I honestly have to admit I learned so much about my own body, the human body and how we are made to run and I am excited to start putting many of the things I learned into practice. As I read it I wanted to loosen my shoes and take off for as long as I could. And I knew why I've always preferred to run in wide, lose-fitting shoes, and maybe now I won't question the barefoot runners quite so much. I appreciated how the story-like style of the book helped the medical and scientific and evolutionary facts not seem so daunting. I also appreciated how McDougall neither preached evolution or a spiritual viewpoint but kept the information presented respectful to people from either camp.
There were a few places in the book where I lost focus on what the point was. It was easy to forget it was a book on running because of the way he weaved the story of the race through it but then it would phase back into science and facts and throw me off. I am primarily an audio reader and I'm glad for that with this book. I'm not sure, had I sat down to read it, that I could have finished it because of the way flow was broken up between the story and the science. And I did feel slightly preached at about running barefoot and the evil running shoe empire.

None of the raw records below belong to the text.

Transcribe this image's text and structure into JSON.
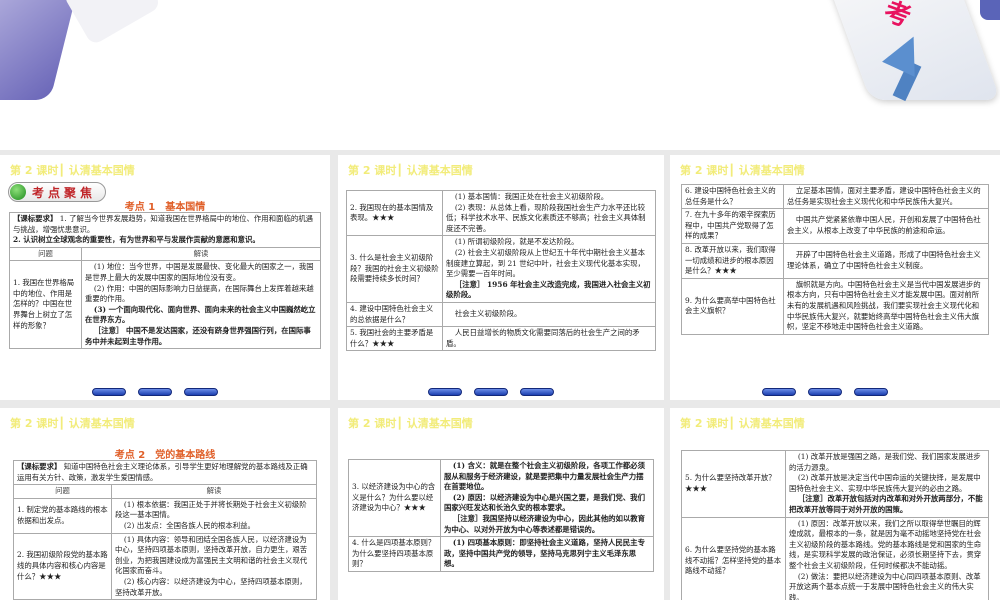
{
  "banner": {
    "deco_text": "考"
  },
  "slides": [
    {
      "header": "第 2 课时┃ 认清基本国情",
      "badge": "考点聚焦",
      "topic": "考点 1　基本国情",
      "requirement": [
        {
          "t": "【课标要求】",
          "b": true
        },
        {
          "t": " 1. 了解当今世界发展趋势，知道我国在世界格局中的地位、作用和面临的机遇与挑战，增强忧患意识。",
          "b": false
        },
        {
          "t": "2. 认识树立全球观念的重要性，有为世界和平与发展作贡献的意愿和意识。",
          "b": true,
          "br": true
        }
      ],
      "columns": [
        "问题",
        "解读"
      ],
      "rows": [
        {
          "q": "1. 我国在世界格局中的地位、作用是怎样的？中国在世界舞台上树立了怎样的形象？",
          "a": [
            {
              "t": "(1) 地位：当今世界，中国是发展最快、变化最大的国家之一，我国是世界上最大的发展中国家的国际地位没有变。"
            },
            {
              "t": "(2) 作用：中国的国际影响力日益提高，在国际舞台上发挥着越来越重要的作用。"
            },
            {
              "t": "(3) 一个面向现代化、面向世界、面向未来的社会主义中国巍然屹立在世界东方。",
              "b": true
            },
            {
              "t": "［注意］ 中国不是发达国家，还没有跻身世界强国行列，在国际事务中并未起到主导作用。",
              "b": true
            }
          ]
        }
      ]
    },
    {
      "header": "第 2 课时┃ 认清基本国情",
      "rows": [
        {
          "q": "2. 我国现在的基本国情及表现。★★★",
          "a": [
            {
              "t": "(1) 基本国情：我国正处在社会主义初级阶段。"
            },
            {
              "t": "(2) 表现：从总体上看，现阶段我国社会生产力水平还比较低；科学技术水平、民族文化素质还不够高；社会主义具体制度还不完善。"
            }
          ]
        },
        {
          "q": "3. 什么是社会主义初级阶段？我国的社会主义初级阶段需要持续多长时间？",
          "a": [
            {
              "t": "(1) 所谓初级阶段，就是不发达阶段。"
            },
            {
              "t": "(2) 社会主义初级阶段从上世纪五十年代中期社会主义基本制度建立算起，到 21 世纪中叶，社会主义现代化基本实现，至少需要一百年时间。"
            },
            {
              "t": "［注意］ 1956 年社会主义改造完成，我国进入社会主义初级阶段。",
              "b": true
            }
          ]
        },
        {
          "q": "4. 建设中国特色社会主义的总依据是什么？",
          "a": [
            {
              "t": "社会主义初级阶段。"
            }
          ]
        },
        {
          "q": "5. 我国社会的主要矛盾是什么？★★★",
          "a": [
            {
              "t": "人民日益增长的物质文化需要同落后的社会生产之间的矛盾。"
            }
          ]
        }
      ]
    },
    {
      "header": "第 2 课时┃ 认清基本国情",
      "rows": [
        {
          "q": "6. 建设中国特色社会主义的总任务是什么？",
          "a": [
            {
              "t": "立足基本国情，面对主要矛盾，建设中国特色社会主义的总任务是实现社会主义现代化和中华民族伟大复兴。"
            }
          ]
        },
        {
          "q": "7. 在九十多年的艰辛探索历程中，中国共产党取得了怎样的成果？",
          "a": [
            {
              "t": "中国共产党紧紧依靠中国人民，开创和发展了中国特色社会主义，从根本上改变了中华民族的前途和命运。"
            }
          ]
        },
        {
          "q": "8. 改革开放以来，我们取得一切成绩和进步的根本原因是什么？★★★",
          "a": [
            {
              "t": "开辟了中国特色社会主义道路，形成了中国特色社会主义理论体系，确立了中国特色社会主义制度。"
            }
          ]
        },
        {
          "q": "9. 为什么要高举中国特色社会主义旗帜？",
          "a": [
            {
              "t": "旗帜就是方向。中国特色社会主义是当代中国发展进步的根本方向，只有中国特色社会主义才能发展中国。面对前所未有的发展机遇和风险挑战，我们要实现社会主义现代化和中华民族伟大复兴，就要始终高举中国特色社会主义伟大旗帜，坚定不移地走中国特色社会主义道路。"
            }
          ]
        }
      ]
    },
    {
      "header": "第 2 课时┃ 认清基本国情",
      "topic": "考点 2　党的基本路线",
      "requirement": [
        {
          "t": "【课标要求】",
          "b": true
        },
        {
          "t": " 知道中国特色社会主义理论体系，引导学生更好地理解党的基本路线及正确运用有关方针、政策，激发学生爱国情感。",
          "b": false
        }
      ],
      "columns": [
        "问题",
        "解读"
      ],
      "rows": [
        {
          "q": "1. 制定党的基本路线的根本依据和出发点。",
          "a": [
            {
              "t": "(1) 根本依据：我国正处于并将长期处于社会主义初级阶段这一基本国情。"
            },
            {
              "t": "(2) 出发点：全国各族人民的根本利益。"
            }
          ]
        },
        {
          "q": "2. 我国初级阶段党的基本路线的具体内容和核心内容是什么？★★★",
          "a": [
            {
              "t": "(1) 具体内容：领导和团结全国各族人民，以经济建设为中心，坚持四项基本原则，坚持改革开放，自力更生，艰苦创业，为把我国建设成为富强民主文明和谐的社会主义现代化国家而奋斗。"
            },
            {
              "t": "(2) 核心内容：以经济建设为中心，坚持四项基本原则，坚持改革开放。"
            }
          ]
        }
      ]
    },
    {
      "header": "第 2 课时┃ 认清基本国情",
      "rows": [
        {
          "q": "3. 以经济建设为中心的含义是什么？为什么要以经济建设为中心？★★★",
          "a": [
            {
              "t": "(1) 含义：就是在整个社会主义初级阶段，各项工作都必须服从和服务于经济建设，就是要把集中力量发展社会生产力摆在首要地位。",
              "b": true
            },
            {
              "t": "(2) 原因：以经济建设为中心是兴国之要，是我们党、我们国家兴旺发达和长治久安的根本要求。",
              "b": true
            },
            {
              "t": "［注意］我国坚持以经济建设为中心，因此其他的如以教育为中心、以对外开放为中心等表述都是错误的。",
              "b": true
            }
          ]
        },
        {
          "q": "4. 什么是四项基本原则？为什么要坚持四项基本原则？",
          "a": [
            {
              "t": "(1) 四项基本原则：即坚持社会主义道路，坚持人民民主专政，坚持中国共产党的领导，坚持马克思列宁主义毛泽东思想。",
              "b": true
            }
          ]
        }
      ]
    },
    {
      "header": "第 2 课时┃ 认清基本国情",
      "rows": [
        {
          "q": "5. 为什么要坚持改革开放？★★★",
          "a": [
            {
              "t": "(1) 改革开放是强国之路，是我们党、我们国家发展进步的活力源泉。"
            },
            {
              "t": "(2) 改革开放是决定当代中国命运的关键抉择，是发展中国特色社会主义、实现中华民族伟大复兴的必由之路。"
            },
            {
              "t": "［注意］改革开放包括对内改革和对外开放两部分，不能把改革开放等同于对外开放的国策。",
              "b": true
            }
          ]
        },
        {
          "q": "6. 为什么要坚持党的基本路线不动摇？怎样坚持党的基本路线不动摇？",
          "a": [
            {
              "t": "(1) 原因：改革开放以来，我们之所以取得举世瞩目的辉煌成就，最根本的一条，就是因为毫不动摇地坚持党在社会主义初级阶段的基本路线。党的基本路线是党和国家的生命线，是实现科学发展的政治保证，必须长期坚持下去，贯穿整个社会主义初级阶段，任何时候都决不能动摇。"
            },
            {
              "t": "(2) 做法：要把以经济建设为中心同四项基本原则、改革开放这两个基本点统一于发展中国特色社会主义的伟大实践。"
            }
          ]
        }
      ]
    }
  ]
}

All in all, I feel like I learned more in this book than I could have in a hundred articles and I also learned about some pretty amazing and eccentric world-class ultra-runners. And I want to run! So off I go for a light and easy run with my son! Just in case you're interested the Harvard University has some interesting Barefoot science FAQs: http://www.barefootrunning.fas.harvard.edu/6FAQ.html